I want her to be remembered
by her fear of holding infants.
How on those provincial afternoons
that were somehow outside time
you could hear her words float
like notes of music, whistling
her slow, paceless wisdom
to an attentive world.
Can you imagine how it feels, she asks.
Its pure, unbroken body
cradled in these old, sinful hands?
And over again, you whisper yes
to that bottled memory.
Why is it so easy for us to think
we are all capable of tenderness?
That it doesn’t take all of a good, behaved life
to perfect the art of holding someone
and keeping quiet? There lies
the stoned-carved truth: of how good poetry
is a lifetime of bad poetry.
Of how we all need a book
on the many ways to hold a person,
to share warmth with a newborn,
or with a child that’s crashed to the floor
in a stony park, or with an elderly woman
breathing deep yet still
afraid to bruise your sorrow-hardened hands—
believing, somehow, that you are still too frail.
You are. By how you cannot look
her in the eye when she says Be a good man,
this is my ardent prayer. Only nodding
and secretly wishing she would sing
those words into a mason jar. You want to lie
to the world about her last words.
To fulfill that skewed and youthful sense
of what makes a beautiful ending;
To delay an unsaid question until you
are wise enough to talk about love
with someone who has loved you
all your life—pure and reasonless.
But now you must kneel
in your godless church.

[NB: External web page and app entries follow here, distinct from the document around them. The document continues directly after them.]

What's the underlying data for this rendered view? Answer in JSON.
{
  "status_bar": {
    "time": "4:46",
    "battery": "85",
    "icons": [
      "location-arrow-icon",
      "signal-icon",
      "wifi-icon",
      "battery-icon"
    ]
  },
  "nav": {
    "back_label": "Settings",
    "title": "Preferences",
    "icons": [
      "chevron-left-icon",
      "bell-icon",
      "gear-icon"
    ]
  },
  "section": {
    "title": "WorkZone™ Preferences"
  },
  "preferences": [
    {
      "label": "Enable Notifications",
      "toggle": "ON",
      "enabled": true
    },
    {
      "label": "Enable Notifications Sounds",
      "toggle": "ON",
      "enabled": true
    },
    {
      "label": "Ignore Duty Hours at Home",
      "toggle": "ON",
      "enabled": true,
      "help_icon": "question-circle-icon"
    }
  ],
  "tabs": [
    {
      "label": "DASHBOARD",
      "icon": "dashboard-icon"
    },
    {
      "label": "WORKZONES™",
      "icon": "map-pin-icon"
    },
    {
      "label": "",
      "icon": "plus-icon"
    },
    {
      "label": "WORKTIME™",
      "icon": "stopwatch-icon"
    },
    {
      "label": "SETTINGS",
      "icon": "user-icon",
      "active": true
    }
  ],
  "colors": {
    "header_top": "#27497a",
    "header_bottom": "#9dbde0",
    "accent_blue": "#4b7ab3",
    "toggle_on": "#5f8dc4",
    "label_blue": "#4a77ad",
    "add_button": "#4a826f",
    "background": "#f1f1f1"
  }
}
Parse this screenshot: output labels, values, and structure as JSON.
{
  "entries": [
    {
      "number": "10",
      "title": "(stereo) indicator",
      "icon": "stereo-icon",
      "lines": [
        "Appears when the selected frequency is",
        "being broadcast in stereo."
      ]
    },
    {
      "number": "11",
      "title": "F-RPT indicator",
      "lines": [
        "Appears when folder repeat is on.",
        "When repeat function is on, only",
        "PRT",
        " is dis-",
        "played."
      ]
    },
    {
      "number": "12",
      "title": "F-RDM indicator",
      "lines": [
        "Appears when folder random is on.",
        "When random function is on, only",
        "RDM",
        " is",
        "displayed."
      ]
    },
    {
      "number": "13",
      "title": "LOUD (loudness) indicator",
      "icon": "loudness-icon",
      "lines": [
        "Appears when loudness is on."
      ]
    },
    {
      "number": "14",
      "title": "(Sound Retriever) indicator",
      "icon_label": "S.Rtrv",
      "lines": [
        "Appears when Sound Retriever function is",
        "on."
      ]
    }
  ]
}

You must put your hands together again,
and speak to an imagined world
where she is welcomed by tender hands.
Happy birthday lola!